Yet again, that simply isn’t cutting through in Ireland. A report this week that the scientific advice Boris Johnson is receiving has shifted was given widespread publicity in Ireland, typically characterising the matter as a major U-turn. That the same academics believed the UK government’s timing was more or less correct has been almost completed omitted. This is true even of usually reputable reporters. All of this points much less to any series of alleged mistakes in London than to a deep-seated and troubling need to fall back on ancient animosity towards ‘the Brits’ at the first sign in Ireland that some shared sense of sacrifice and endeavour is required from us. A psychologically healthy individual does not compare themselves constantly towards someone else, while continually misrepresenting the other person’s behaviour. A psychologically healthy nation should not have an opinion-forming class so heavily invested in caricaturing or misrepresenting the country with whom successful relations or their absence make so much of a difference.

What we may be encountering at the present moment is not the consequences of British government action, but our own eighty years ago. That Ireland largely sat out the Second World War is well-known, and it remains substantially true even when allowing for a degree of quiet help towards the UK and the United States, which has been somewhat overstated in some of the more recent histories. Effectively, we were not a participant. We did not experience air raids in the same way, privation or rationing to the same extent, or mobilisation and the re-ordering of society in the same way. The cost in life in Ireland was much, much lower than it was on the other side of the Irish Sea. Perhaps from our own perspective that was, at the time, an unheroic but basically correct decision. Either way, a decision doesn’t have to be a mistake to leave a legacy.

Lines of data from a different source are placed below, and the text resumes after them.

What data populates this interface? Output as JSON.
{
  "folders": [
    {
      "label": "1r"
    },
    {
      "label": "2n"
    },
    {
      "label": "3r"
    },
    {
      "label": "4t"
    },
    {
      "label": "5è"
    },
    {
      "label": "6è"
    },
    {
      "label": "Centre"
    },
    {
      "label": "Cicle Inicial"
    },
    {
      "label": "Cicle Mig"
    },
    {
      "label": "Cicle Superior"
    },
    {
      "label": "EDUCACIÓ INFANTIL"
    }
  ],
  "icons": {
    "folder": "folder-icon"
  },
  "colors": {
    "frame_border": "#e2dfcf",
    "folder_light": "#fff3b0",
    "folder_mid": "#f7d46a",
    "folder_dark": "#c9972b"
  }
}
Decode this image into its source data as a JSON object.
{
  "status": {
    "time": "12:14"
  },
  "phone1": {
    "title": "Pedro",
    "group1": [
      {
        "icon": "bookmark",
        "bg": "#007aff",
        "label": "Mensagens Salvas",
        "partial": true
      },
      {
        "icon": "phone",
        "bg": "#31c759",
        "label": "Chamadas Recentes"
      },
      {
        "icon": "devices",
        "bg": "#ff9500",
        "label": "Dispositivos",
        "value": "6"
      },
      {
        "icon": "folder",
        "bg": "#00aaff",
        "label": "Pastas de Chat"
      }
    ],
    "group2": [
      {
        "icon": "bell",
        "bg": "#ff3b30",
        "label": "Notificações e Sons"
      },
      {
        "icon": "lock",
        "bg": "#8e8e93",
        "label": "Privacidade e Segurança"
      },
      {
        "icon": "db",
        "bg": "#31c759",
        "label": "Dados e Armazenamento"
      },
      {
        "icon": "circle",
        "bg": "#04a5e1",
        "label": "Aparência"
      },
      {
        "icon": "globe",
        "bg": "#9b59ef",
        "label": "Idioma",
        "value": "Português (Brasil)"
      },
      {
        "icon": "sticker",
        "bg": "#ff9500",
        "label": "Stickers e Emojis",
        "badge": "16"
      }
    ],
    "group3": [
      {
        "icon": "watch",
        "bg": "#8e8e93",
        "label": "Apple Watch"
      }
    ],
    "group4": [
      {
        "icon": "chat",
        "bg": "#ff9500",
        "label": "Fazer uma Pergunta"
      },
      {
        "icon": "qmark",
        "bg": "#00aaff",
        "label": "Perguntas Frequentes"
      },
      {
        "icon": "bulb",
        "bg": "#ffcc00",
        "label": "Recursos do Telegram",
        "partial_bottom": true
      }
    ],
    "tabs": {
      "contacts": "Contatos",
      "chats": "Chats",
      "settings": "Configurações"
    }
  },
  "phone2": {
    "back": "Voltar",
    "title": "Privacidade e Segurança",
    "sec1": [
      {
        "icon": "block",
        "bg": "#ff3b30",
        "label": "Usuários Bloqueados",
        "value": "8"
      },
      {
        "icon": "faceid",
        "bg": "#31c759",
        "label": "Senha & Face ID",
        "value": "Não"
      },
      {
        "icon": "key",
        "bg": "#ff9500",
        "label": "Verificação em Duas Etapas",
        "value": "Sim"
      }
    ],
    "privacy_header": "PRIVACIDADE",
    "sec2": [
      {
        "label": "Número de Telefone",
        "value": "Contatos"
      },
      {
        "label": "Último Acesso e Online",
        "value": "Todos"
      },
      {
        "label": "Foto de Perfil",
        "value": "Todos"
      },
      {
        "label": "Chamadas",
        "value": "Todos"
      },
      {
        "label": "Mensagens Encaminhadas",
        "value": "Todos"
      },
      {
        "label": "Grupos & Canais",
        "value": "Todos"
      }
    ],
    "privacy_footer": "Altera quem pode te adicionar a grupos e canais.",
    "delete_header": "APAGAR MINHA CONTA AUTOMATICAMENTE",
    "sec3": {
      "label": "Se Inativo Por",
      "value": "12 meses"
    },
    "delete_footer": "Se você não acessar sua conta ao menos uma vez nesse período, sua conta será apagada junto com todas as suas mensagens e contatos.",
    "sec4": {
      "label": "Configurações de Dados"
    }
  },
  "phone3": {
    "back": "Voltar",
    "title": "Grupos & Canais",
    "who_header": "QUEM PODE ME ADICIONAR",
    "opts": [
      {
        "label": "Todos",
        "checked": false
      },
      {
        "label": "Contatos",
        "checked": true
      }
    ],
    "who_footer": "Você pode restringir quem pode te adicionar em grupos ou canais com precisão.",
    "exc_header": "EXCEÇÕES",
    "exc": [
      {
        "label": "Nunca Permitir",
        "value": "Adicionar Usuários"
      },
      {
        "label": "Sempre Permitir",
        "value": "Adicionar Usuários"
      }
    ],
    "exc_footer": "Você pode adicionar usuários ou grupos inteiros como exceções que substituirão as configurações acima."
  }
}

In Britain, that collective experience left deeply-rooted patterns of cultural reference and behaviour on which the country as a whole can fall back even now. The Blitz spirit was burnished by propagandists like much else, but the basic idea corresponds to a concrete historical experience. Ministers and writers in London tapping in to the collective memory of how to get through something serious together are tapping into something real and still quite readily available. Though, that said, we will soon find out to what extent the current generation of Britons do indeed still possess the forbearance of their ancestors.

Having sat out this period in history, though, the historical memory of how to do this successfully in Ireland does not exist in the same way. The temptation is to suspect that the current flurry of Brit-bashing is not simply an echo of some of the more regrettable excesses of the recent Brexit tribulations, when the anti-British rhetoric that was becoming routine in some quarters did start to get out of hand. It potential covers over an absence in our own historical memory that is potentially quite a liability in the months to come.

We are quite up against it here in Ireland now. We need a vocabulary of collective effort and a vocabulary of the public virtues that can bear a protracted period of attrition and loss. It isn’t going to come from setting ourselves up in opposition to a country that enters this crisis at least with a little of both ready to go.

 


 

Richard Waghorne is an Irish writer and political advisor based in London. He has previously worked as a columnist for the Daily Mail.